Read how nurses and the BYU Community respond during a mass casualty incident drill.
Each semester, BYU Emergency Medical Services (EMTs), nursing students, the Department of Risk Management, and campus police participate in a mass casualty incident drill, or MCI. This drill helps emergency response teams around campus practice valuable skills and teaches nursing students how to operate in emergencies. This semester, the MCI was a simulated collapsed building staged on November 12 in the Franklin S. Harris Fine Arts Center (HFAC).
The MCI is conducted twice during the day. During the first run, there are usually some things that could be improved. Supervisors address these mistakes before participants run the simulation a second time. The Provo Fire Department gave tips this semester, particularly on transporting patients.
With the HFAC’s confusing layout, this semester’s MCI saw many challenges in finding and transporting patients. Twelve patients were never found. Additionally, a common mistake made in previous MCIs was perpetuated this semester. Assistant Teaching Professor Dr. Matt Anderson, a nursing professor who helped coordinate the MCI, shared that thirty patients were mistriaged. Triage refers to assigning the severity of patients’ wounds, so they are moved to the proper location for treatment. For example, patients marked “red” requires immediate care for severe wounds. The mistriage of patients led to inadequate care during the MCI. However, with some instruction, the EMTs and nurses were much more successful the second time the simulation took place.
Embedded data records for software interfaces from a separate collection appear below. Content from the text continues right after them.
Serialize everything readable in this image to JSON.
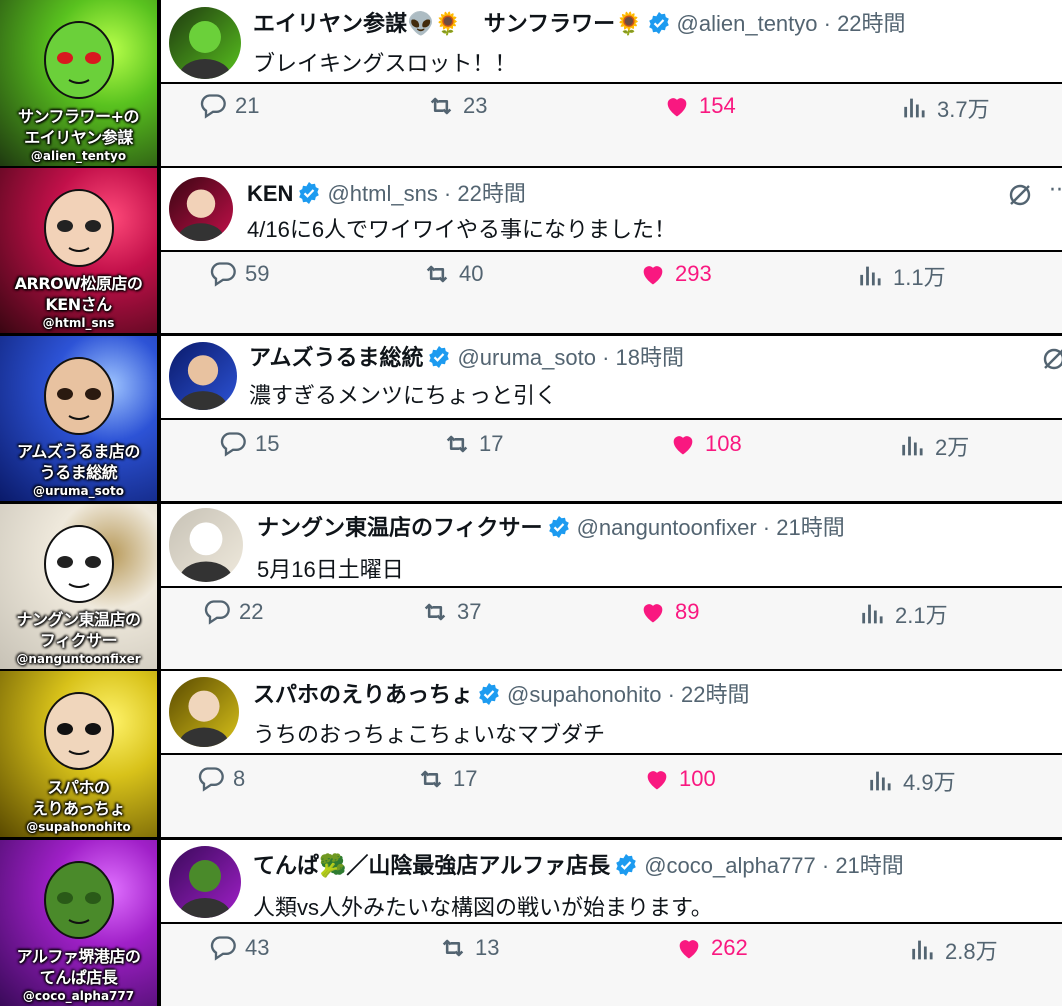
{
  "colors": {
    "like": "#f91880",
    "muted": "#536471",
    "verified": "#1d9bf0",
    "text": "#0f1419"
  },
  "posts": [
    {
      "card": {
        "line1": "サンフラワー+の",
        "line2": "エイリヤン参謀",
        "handle": "@alien_tentyo",
        "bg": "lightning-green"
      },
      "name": "エイリヤン参謀👽🌻　サンフラワー🌻",
      "handle": "@alien_tentyo · 22時間",
      "text": "ブレイキングスロット！！",
      "stats": {
        "replies": "21",
        "reposts": "23",
        "likes": "154",
        "views": "3.7万"
      }
    },
    {
      "card": {
        "line1": "ARROW松原店の",
        "line2": "KENさん",
        "handle": "@html_sns",
        "bg": "lightning-red"
      },
      "name": "KEN",
      "handle": "@html_sns · 22時間",
      "text": "4/16に6人でワイワイやる事になりました！",
      "stats": {
        "replies": "59",
        "reposts": "40",
        "likes": "293",
        "views": "1.1万"
      }
    },
    {
      "card": {
        "line1": "アムズうるま店の",
        "line2": "うるま総統",
        "handle": "@uruma_soto",
        "bg": "lightning-blue"
      },
      "name": "アムズうるま総統",
      "handle": "@uruma_soto · 18時間",
      "text": "濃すぎるメンツにちょっと引く",
      "stats": {
        "replies": "15",
        "reposts": "17",
        "likes": "108",
        "views": "2万"
      }
    },
    {
      "card": {
        "line1": "ナングン東温店の",
        "line2": "フィクサー",
        "handle": "@nanguntoonfixer",
        "bg": "light"
      },
      "name": "ナングン東温店のフィクサー",
      "handle": "@nanguntoonfixer · 21時間",
      "text": "5月16日土曜日",
      "stats": {
        "replies": "22",
        "reposts": "37",
        "likes": "89",
        "views": "2.1万"
      }
    },
    {
      "card": {
        "line1": "スパホの",
        "line2": "えりあっちょ",
        "handle": "@supahonohito",
        "bg": "lightning-yellow"
      },
      "name": "スパホのえりあっちょ",
      "handle": "@supahonohito · 22時間",
      "text": "うちのおっちょこちょいなマブダチ",
      "stats": {
        "replies": "8",
        "reposts": "17",
        "likes": "100",
        "views": "4.9万"
      }
    },
    {
      "card": {
        "line1": "アルファ堺港店の",
        "line2": "てんぱ店長",
        "handle": "@coco_alpha777",
        "bg": "lightning-purple"
      },
      "name": "てんぱ🥦／山陰最強店アルファ店長",
      "handle": "@coco_alpha777 · 21時間",
      "text": "人類vs人外みたいな構図の戦いが始まります。",
      "stats": {
        "replies": "43",
        "reposts": "13",
        "likes": "262",
        "views": "2.8万"
      }
    }
  ]
}
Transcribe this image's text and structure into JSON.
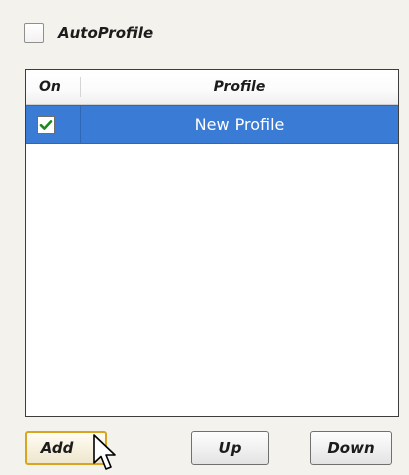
{
  "auto_profile": {
    "label": "AutoProfile",
    "checked": false
  },
  "table": {
    "columns": [
      "On",
      "Profile"
    ],
    "rows": [
      {
        "on": true,
        "name": "New Profile",
        "selected": true
      }
    ],
    "selection_color": "#3a7bd5"
  },
  "buttons": {
    "add": "Add",
    "up": "Up",
    "down": "Down"
  },
  "icons": {
    "row_check": "checkmark-icon",
    "cursor": "mouse-pointer-icon"
  }
}
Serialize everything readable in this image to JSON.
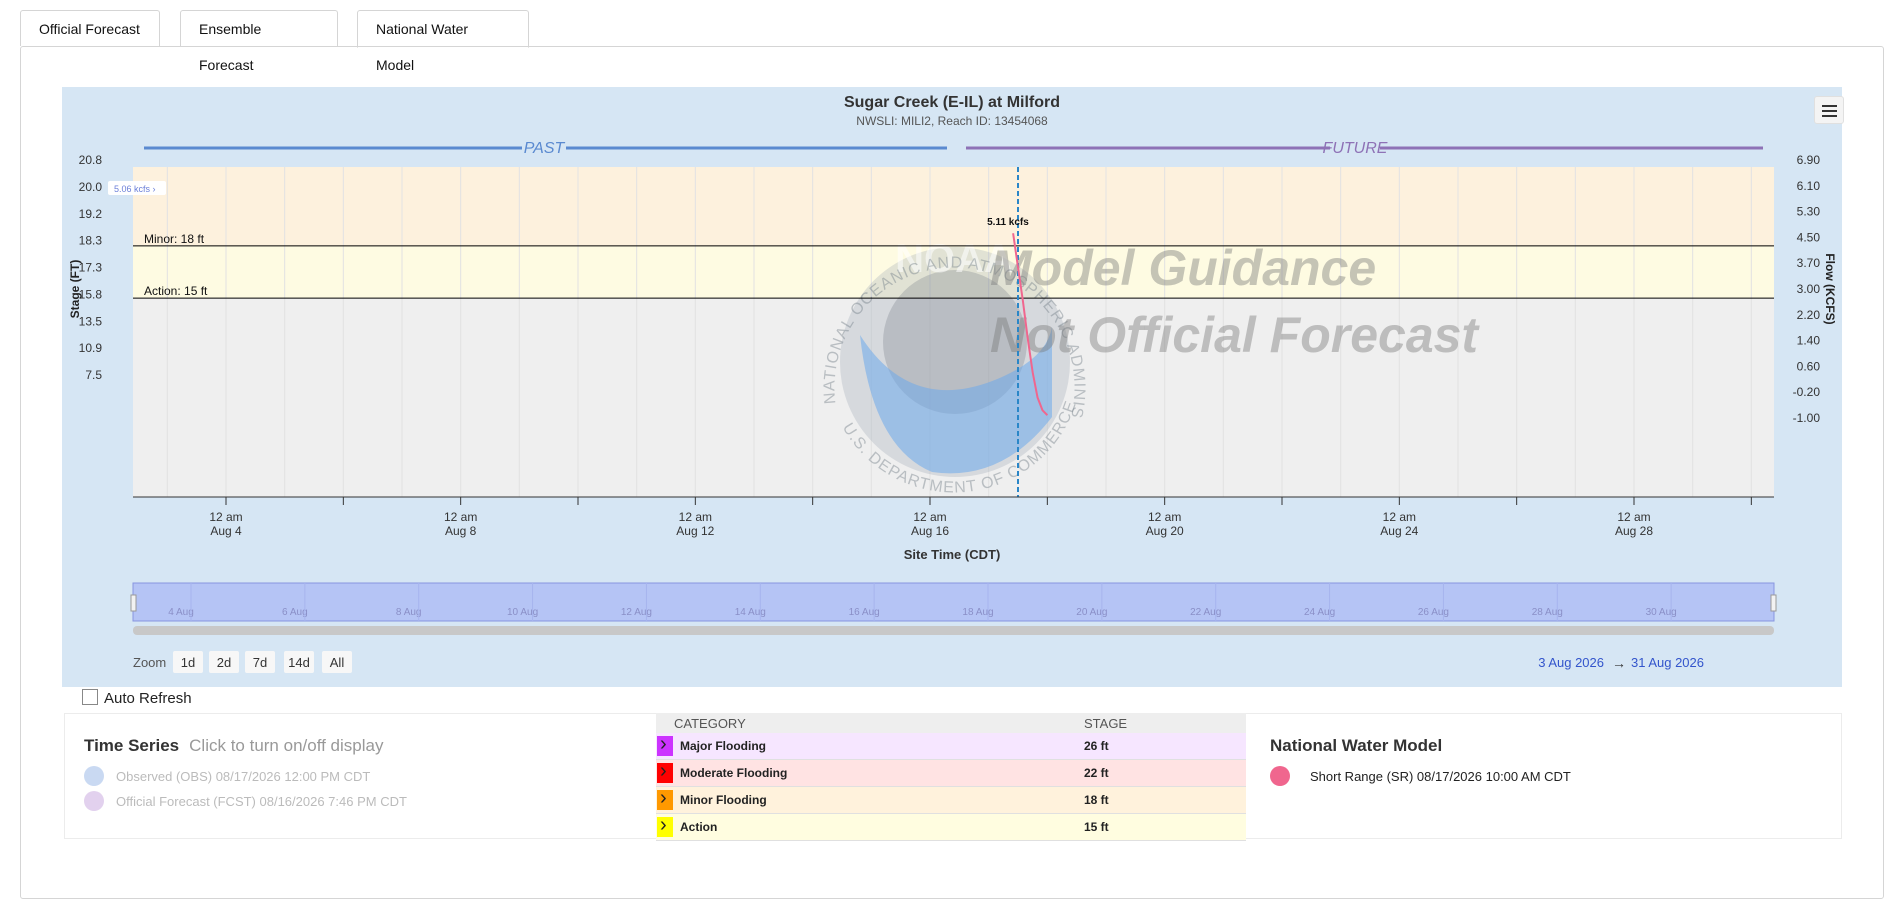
{
  "tabs": [
    {
      "label": "Official Forecast"
    },
    {
      "label": "Ensemble Forecast"
    },
    {
      "label": "National Water Model"
    }
  ],
  "chart": {
    "title": "Sugar Creek (E-IL) at Milford",
    "subtitle": "NWSLI: MILI2, Reach ID: 13454068",
    "past_label": "PAST",
    "future_label": "FUTURE",
    "watermark_line1": "Model Guidance",
    "watermark_line2": "Not Official Forecast",
    "seal_text_top": "NATIONAL OCEANIC AND ATMOSPHERIC ADMINISTRATION",
    "seal_text_bottom": "U.S. DEPARTMENT OF COMMERCE",
    "seal_abbrev": "NOAA",
    "y_left_label": "Stage (FT)",
    "y_right_label": "Flow (KCFS)",
    "x_label": "Site Time (CDT)",
    "minor_label": "Minor: 18 ft",
    "action_label": "Action: 15 ft",
    "flow_callout": "5.11 kcfs",
    "nav_flag": "5.06 kcfs"
  },
  "chart_data": {
    "type": "line",
    "title": "Sugar Creek (E-IL) at Milford",
    "subtitle": "NWSLI: MILI2, Reach ID: 13454068",
    "xlabel": "Site Time (CDT)",
    "ylabel": "Stage (FT)",
    "y2label": "Flow (KCFS)",
    "xlim": [
      "2026-08-03",
      "2026-08-31"
    ],
    "ylim": [
      5.6,
      20.8
    ],
    "y_ticks_left": [
      "20.8",
      "20.0",
      "19.2",
      "18.3",
      "17.3",
      "15.8",
      "13.5",
      "10.9",
      "7.5"
    ],
    "y_ticks_right": [
      "6.90",
      "6.10",
      "5.30",
      "4.50",
      "3.70",
      "3.00",
      "2.20",
      "1.40",
      "0.60",
      "-0.20",
      "-1.00"
    ],
    "x_ticks": [
      {
        "l1": "12 am",
        "l2": "Aug 4"
      },
      {
        "l1": "12 am",
        "l2": "Aug 8"
      },
      {
        "l1": "12 am",
        "l2": "Aug 12"
      },
      {
        "l1": "12 am",
        "l2": "Aug 16"
      },
      {
        "l1": "12 am",
        "l2": "Aug 20"
      },
      {
        "l1": "12 am",
        "l2": "Aug 24"
      },
      {
        "l1": "12 am",
        "l2": "Aug 28"
      }
    ],
    "thresholds": [
      {
        "name": "Minor",
        "stage_ft": 18
      },
      {
        "name": "Action",
        "stage_ft": 15
      }
    ],
    "current_time": "2026-08-17 12:00",
    "series": [
      {
        "name": "Short Range (SR) 08/17/2026 10:00 AM CDT",
        "color": "#f0668e",
        "points": [
          {
            "t": "2026-08-17 10:00",
            "kcfs": 5.11
          },
          {
            "t": "2026-08-17 12:00",
            "kcfs": 4.3
          },
          {
            "t": "2026-08-17 14:00",
            "kcfs": 3.5
          },
          {
            "t": "2026-08-17 16:00",
            "kcfs": 2.6
          },
          {
            "t": "2026-08-17 18:00",
            "kcfs": 1.8
          },
          {
            "t": "2026-08-17 20:00",
            "kcfs": 1.2
          },
          {
            "t": "2026-08-17 22:00",
            "kcfs": 0.9
          },
          {
            "t": "2026-08-18 00:00",
            "kcfs": 0.78
          }
        ]
      }
    ],
    "grid": true
  },
  "navigator": {
    "labels": [
      "4 Aug",
      "6 Aug",
      "8 Aug",
      "10 Aug",
      "12 Aug",
      "14 Aug",
      "16 Aug",
      "18 Aug",
      "20 Aug",
      "22 Aug",
      "24 Aug",
      "26 Aug",
      "28 Aug",
      "30 Aug"
    ]
  },
  "zoom": {
    "label": "Zoom",
    "buttons": [
      "1d",
      "2d",
      "7d",
      "14d",
      "All"
    ],
    "range_from": "3 Aug 2026",
    "range_arrow": "→",
    "range_to": "31 Aug 2026"
  },
  "auto_refresh": {
    "label": "Auto Refresh"
  },
  "time_series": {
    "title": "Time Series",
    "hint": "Click to turn on/off display",
    "items": [
      {
        "label": "Observed (OBS) 08/17/2026 12:00 PM CDT",
        "color": "#c9d9f2"
      },
      {
        "label": "Official Forecast (FCST) 08/16/2026 7:46 PM CDT",
        "color": "#e2d1ee"
      }
    ]
  },
  "categories": {
    "col_category": "CATEGORY",
    "col_stage": "STAGE",
    "rows": [
      {
        "name": "Major Flooding",
        "stage": "26 ft",
        "color": "#cc33ff",
        "bg": "#f6e6ff"
      },
      {
        "name": "Moderate Flooding",
        "stage": "22 ft",
        "color": "#ff0000",
        "bg": "#ffe3e3"
      },
      {
        "name": "Minor Flooding",
        "stage": "18 ft",
        "color": "#ff9900",
        "bg": "#fff2dc"
      },
      {
        "name": "Action",
        "stage": "15 ft",
        "color": "#ffff00",
        "bg": "#fffde0"
      }
    ]
  },
  "nwm": {
    "title": "National Water Model",
    "items": [
      {
        "label": "Short Range (SR) 08/17/2026 10:00 AM CDT",
        "color": "#f0668e"
      }
    ]
  }
}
Most nursing students will not experience working side-by-side with emergency care providers on the site of a disaster, such as a collapsed building; it is much more common for nurses to see these patients after they have been transported to the hospital. However, the MCI provides invaluable insights to our students. For example, one nursing student, Anna Pingree, helped with transportation throughout the MCI. She shared, “When we started, I thought we had it down, but then we had to keep running back more and more. It felt like there was a never-ending number of patients. It was tiring. But there were many of us, so we could call for help if needed.” Anna described the debrief, “We talked about what went well, and there was a lot of good teamwork, which was important for transportation because you can’t do it on your own.” She continued, “The MCI can be frustrating because it’s so chaotic, but as long as we communicated, it worked out well.”
Marinn Scott, another nursing student, shared, “I was a treatment nurse on the green tarp where we treat the less severe patients. It went quite well at my tarp. Nobody died, so that was awesome. I took a lot of vital signs and monitored the patients’ statuses. We put on a lot of gauze and bandages on minor wounds, but one of my bigger tasks was helping a patient with severe anxiety. Seeing how she calmed down throughout the simulation and progressively got better was rewarding. Just being able to be there for her was a good experience.”
We want to thank everyone who contributed to this learning experience, with a special thanks to the Provo Fire Department. As a college, we also wish to encourage our nursing students to make the most of their MCI experience, no matter their desired field of nursing.